• What is expected
Repeat every line of the data exactly, but not the pictures.

[Items from an interface collection]

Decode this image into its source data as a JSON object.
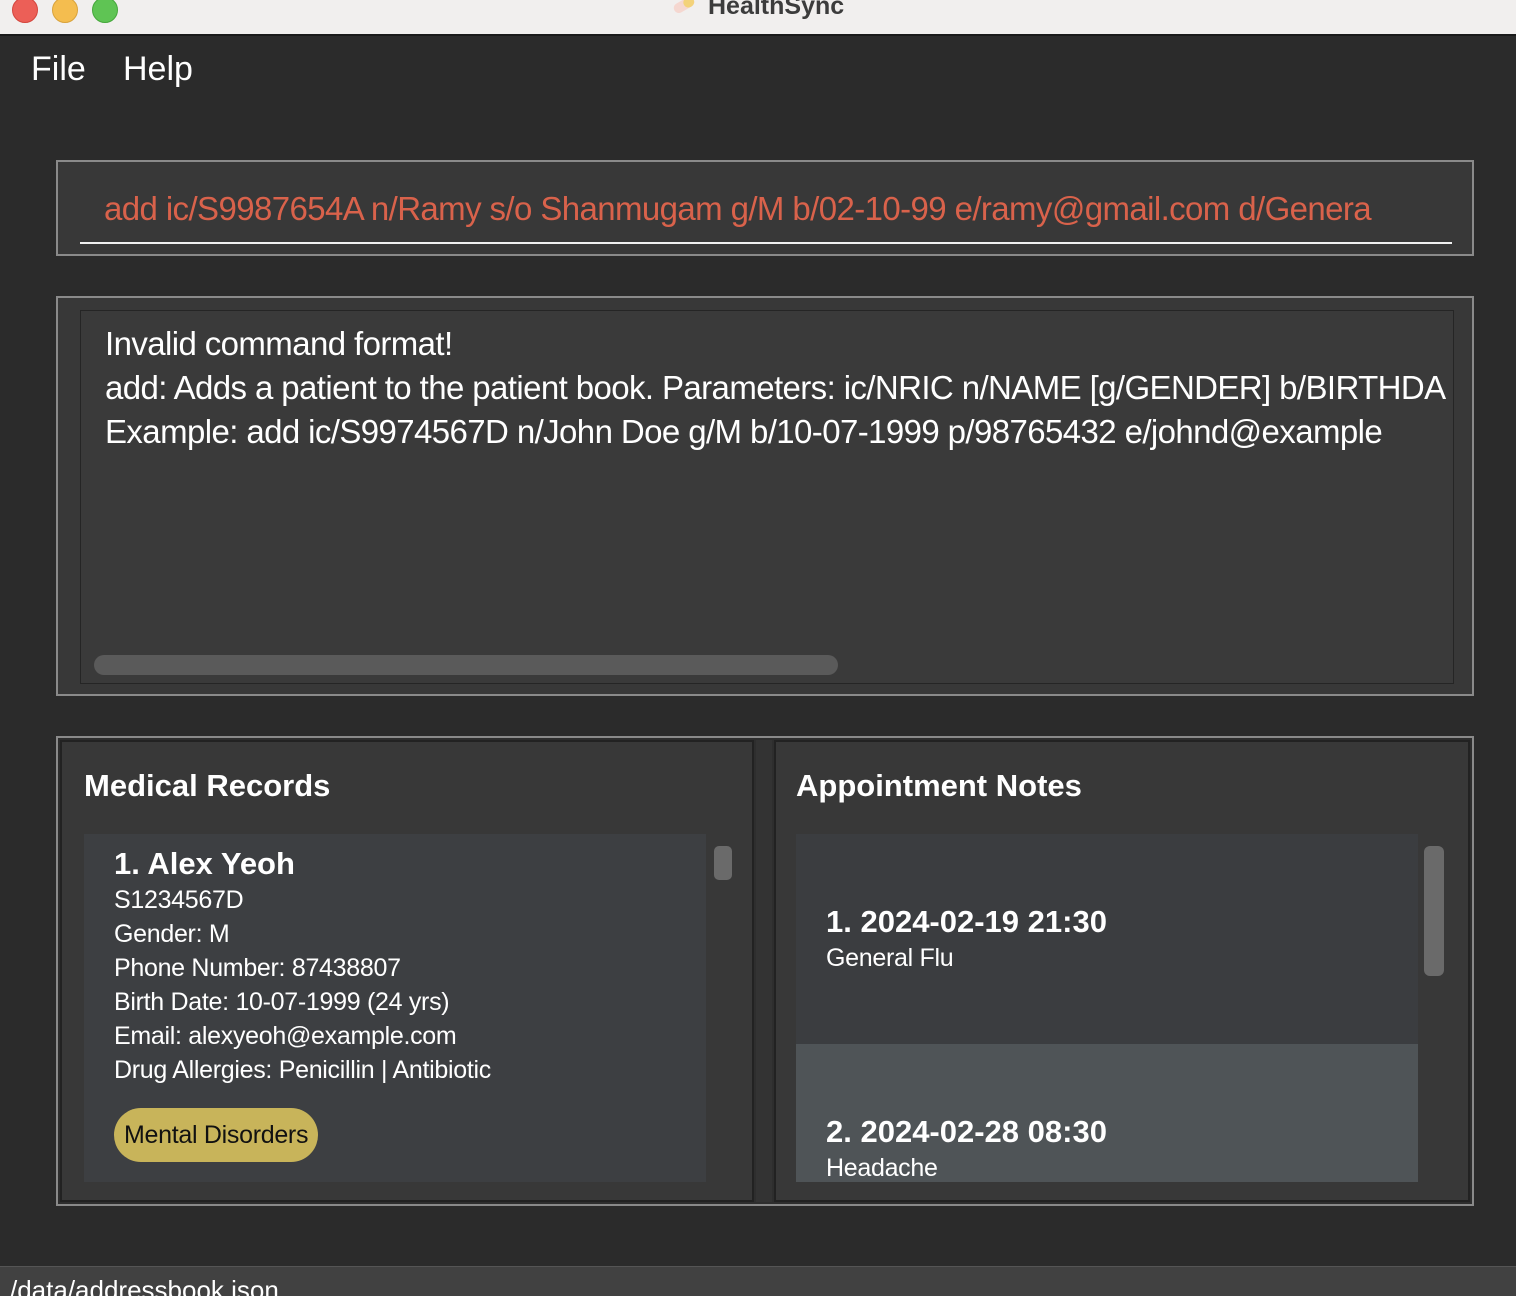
{
  "window": {
    "title": "HealthSync",
    "icon": "pill-icon"
  },
  "menu": {
    "file_label": "File",
    "help_label": "Help"
  },
  "command": {
    "value": "add ic/S9987654A n/Ramy s/o Shanmugam g/M b/02-10-99 e/ramy@gmail.com d/Genera"
  },
  "result": {
    "lines": [
      "Invalid command format!",
      "add: Adds a patient to the patient book. Parameters: ic/NRIC n/NAME [g/GENDER] b/BIRTHDA",
      "Example: add ic/S9974567D n/John Doe g/M b/10-07-1999 p/98765432 e/johnd@example"
    ]
  },
  "medical_records": {
    "title": "Medical Records",
    "patients": [
      {
        "heading": "1.  Alex Yeoh",
        "nric": "S1234567D",
        "gender": "Gender: M",
        "phone": "Phone Number: 87438807",
        "birth": "Birth Date: 10-07-1999 (24 yrs)",
        "email": "Email: alexyeoh@example.com",
        "allergies": "Drug Allergies: Penicillin | Antibiotic",
        "tag": "Mental Disorders",
        "tag_color": "#c8b45a"
      }
    ]
  },
  "appointment_notes": {
    "title": "Appointment Notes",
    "notes": [
      {
        "heading": "1.  2024-02-19 21:30",
        "description": "General Flu"
      },
      {
        "heading": "2.  2024-02-28 08:30",
        "description": "Headache"
      }
    ]
  },
  "status": {
    "path": "/data/addressbook.json"
  }
}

• Task answer
Decode this image into its source data as a JSON object.
{
  "window": {
    "title": "HealthSync",
    "icon": "pill-icon"
  },
  "menu": {
    "file_label": "File",
    "help_label": "Help"
  },
  "command": {
    "value": "add ic/S9987654A n/Ramy s/o Shanmugam g/M b/02-10-99 e/ramy@gmail.com d/Genera"
  },
  "result": {
    "lines": [
      "Invalid command format!",
      "add: Adds a patient to the patient book. Parameters: ic/NRIC n/NAME [g/GENDER] b/BIRTHDA",
      "Example: add ic/S9974567D n/John Doe g/M b/10-07-1999 p/98765432 e/johnd@example"
    ]
  },
  "medical_records": {
    "title": "Medical Records",
    "patients": [
      {
        "heading": "1.  Alex Yeoh",
        "nric": "S1234567D",
        "gender": "Gender: M",
        "phone": "Phone Number: 87438807",
        "birth": "Birth Date: 10-07-1999 (24 yrs)",
        "email": "Email: alexyeoh@example.com",
        "allergies": "Drug Allergies: Penicillin | Antibiotic",
        "tag": "Mental Disorders",
        "tag_color": "#c8b45a"
      }
    ]
  },
  "appointment_notes": {
    "title": "Appointment Notes",
    "notes": [
      {
        "heading": "1.  2024-02-19 21:30",
        "description": "General Flu"
      },
      {
        "heading": "2.  2024-02-28 08:30",
        "description": "Headache"
      }
    ]
  },
  "status": {
    "path": "/data/addressbook.json"
  }
}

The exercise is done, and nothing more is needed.